Dear Ms. March:
I know when the review copy first came to my house, I pretty much passed it over. The title, I think, was a bit twee but a month or so ago, I came across the review copy again and learned that this was your debut book. I love debut books so I thought I would give it a try. We have a first page feature on our blog and the idea behind the first page is to have an opening strong enough that the reader will turn the page and eventually want to read/buy the book. Your opening was very strong. The hero enters a gambling den and spies a woman that is “a sing to be indulged in and never repented.” He has spent six months wooing this “beautiful harlot” and has won her, or so the reader is led to believe. By the end of chapter one, the hero has extricated this harlot from the lap of another man and dragged her off to his carriage.
What the reader is quick to learn is that Philip’s harlot is actually his wife, Charlotte, Duchess of Rutherford. Philip, the Duke of Rutherford, grew up next door to the Squire’s kids, Ethan and Charlotte. Ethan fell in love with and tried to run off with Philip’s fiance. Philip obviously felt betrayed and he took the one thing that he knew that Ethan loved and that was Charlotte. He wooed her, married her and made her confess that she loved him only to be told in return that she was married to exact revenge on her brother and that he does not love her. He then abandons her.
Charlotte runs away and tries to get him to petition for divorce by pretending (unfortunately) to be a harlot, sleeping around with various men, bringing scandal down upon the name. Ultimately, Philip decides that enough is enough because he does love her, regrets his actions and is determined to win her over and sets out to seduce her and make her love him again.
In a lame scheme to win her back, Philip says that he will grant her wish for divorce if she assists him in obtaining the hand of his former fiance (the one that Ethan tried to seduce away) and in the process gets Charlotte to a) spend time with him and b) confess what she thinks are the traits of a good husband.
The reason that I said it was lame is because it didn’t feel sophisticated enough of a plot for either the writing or for Philip. It places the two of them in constant contact which is convenient and necessary but I wished that there had been something else to bring them together because how are you going to convince someone to love you while trying to marry you off to someone else? The plot seemed counter intuitive to Philip’s end goal. And the facade is dropped shortly after making the whole idea seem kind of superfluous.

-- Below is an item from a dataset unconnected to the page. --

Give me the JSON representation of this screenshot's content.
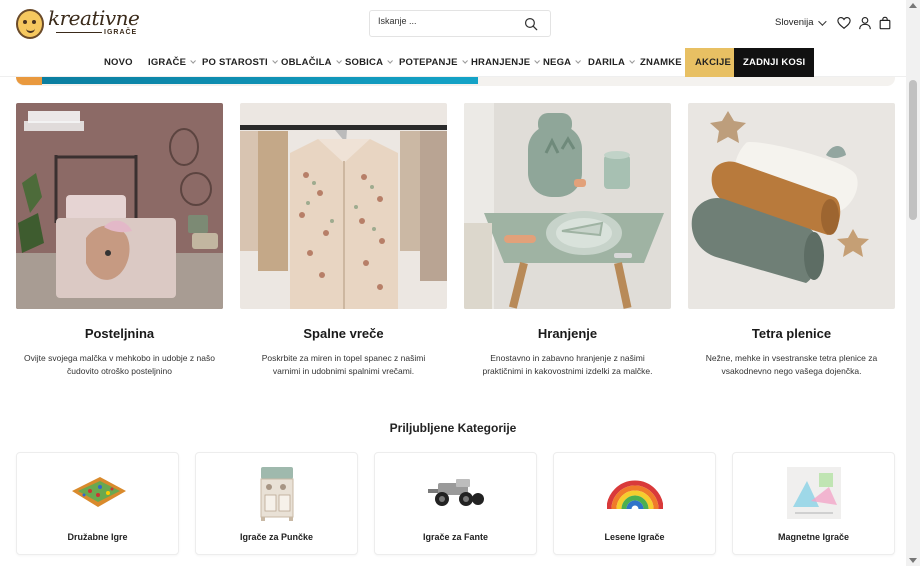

The other thing that really bothered me was that Charlotte was never unfaithful, not really in mind or body. I loved the idea of the scandalous duchess and the fact that in all the years that they were separated, she never once took a lover was a big, big disappointment. To me this bordered on virgin widow territory. To the outside world, and to Philip, she had taken many lovers. She taunts Philip with this knowledge. Yet he doesn’t care so why make her nearly virginal?
There was another scene that harkened to the early days of romances when Charlotte is caught playing cards with all stablemen, groomsmen, and the butler. Even in the Victorian time period, there were distinct class differences, even between the servants themselves.
But I really did love the marriage in trouble story. It wasn’t enough that the two of them loved each other. It wasn’t even enough that they confessed those feelings for each other. It was about respect and honor and commitment and giving up control–all those things that love is supposed to comprise. In some aspects, the romance between Charlotte and Philip is a reminder that love must be a very unselfish act because it makes you intensely vulnerable to the other. B